Hamas: A Litmus Test for Libertarians
Recently, while making the libertarian case for support of Israel, I noted that Islamic totalitarianism manifest in the entity of Hamas presents a common enemy to the United States and Israel. Neither nation can suffer a world where the mandates of Islamic totalitarianism are put into practice.
That case was rejected by many professing libertarian associates, who in their response defended Islam and Hamas while demonizing Israel. Their response reminded me that, while professing activists from the various wings of the libertarian movement share many common enemies and many common causes, an important divide remains between objective libertarians (advocates of liberty and its political requirement, proper government) and anarchists who have appropriated the libertarian title.
The distinction is explored in a recent episode of The Peikoff Podcasts by Ayn Rand Institute executive director Yaron Brook. Answering why so many professing libertarians are anti-Israel, Brook explained:
I think that the libertarians who tend to be anti-Israel tend to be in the [Murray Rothbard wing] of the libertarian movement. They tend to be anarchists. They tend to have a deep rooted hatred of government. And it’s interesting [because] they tend to hate free governments more than they hate totalitarian governments. They tend to focus their hatred much more on the American government [and] on the Israeli government than they do on Hamas.

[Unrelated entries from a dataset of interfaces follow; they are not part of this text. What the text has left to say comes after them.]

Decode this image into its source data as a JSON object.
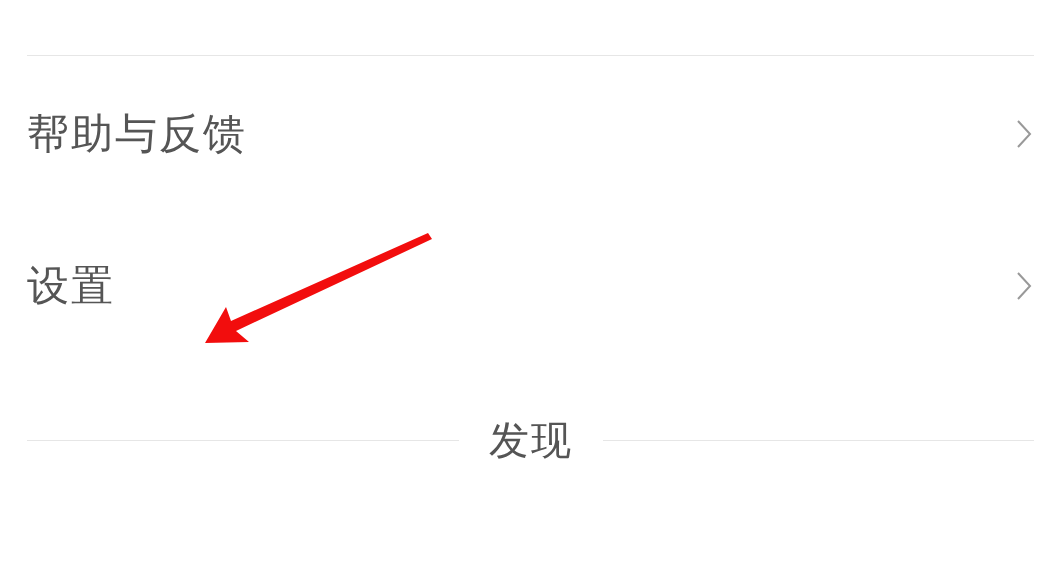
{
  "menu_items": [
    {
      "label": "帮助与反馈"
    },
    {
      "label": "设置"
    }
  ],
  "section_header": {
    "label": "发现"
  },
  "annotations": [
    {
      "kind": "arrow"
    }
  ]
}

If you’re libertarian, that is if you claim to care about individual liberty, Hamas should be one of the top most hated regimes in the world. You should be celebrating that they are being destroyed and that the Palestinian people might have a chance to be freed from such a totalitarian evil regime like Hamas is.
And yet, libertarians don’t seem to care about the Hamas government, or actually support it, and they focus all their ire [and] all their hatred [and] all their focus on the Israeli government, a government that is in relative terms a rights respecting government, at least as rights respecting as any Western government. Essentially there’s free speech in Israel. There’s freedom of contract. There’s private property, not as much private property as those of us who believe in liberty would like, but much much better than 90% of the countries in the world.
… So I think that this is one of the ugliest manifestations of this fringe element – or not so fringe element – within the libertarian movement, their attitude towards Israel, their attitude towards the United States, their attitude towards foreign policy in general…
Upon further reflection, it occurs to me that advocacy of anarchy requires one to minimize the legitimacy of foreign threats while demonizing any action which government takes to protect citizens. After all, if government can be seen acting properly in defense of liberty, that stands as evidence against anarchism. In this way, anarchists masquerading as libertarians have boxed themselves into a philosophical corner which requires them to become apologists for evil.
(Today’s Fightin Words podcast is on this topic available here. 16:05 minutes long; 15.51 MB file size. Right click here to download this show to your hard drive. Subscribe through iTunes or RSS feed.)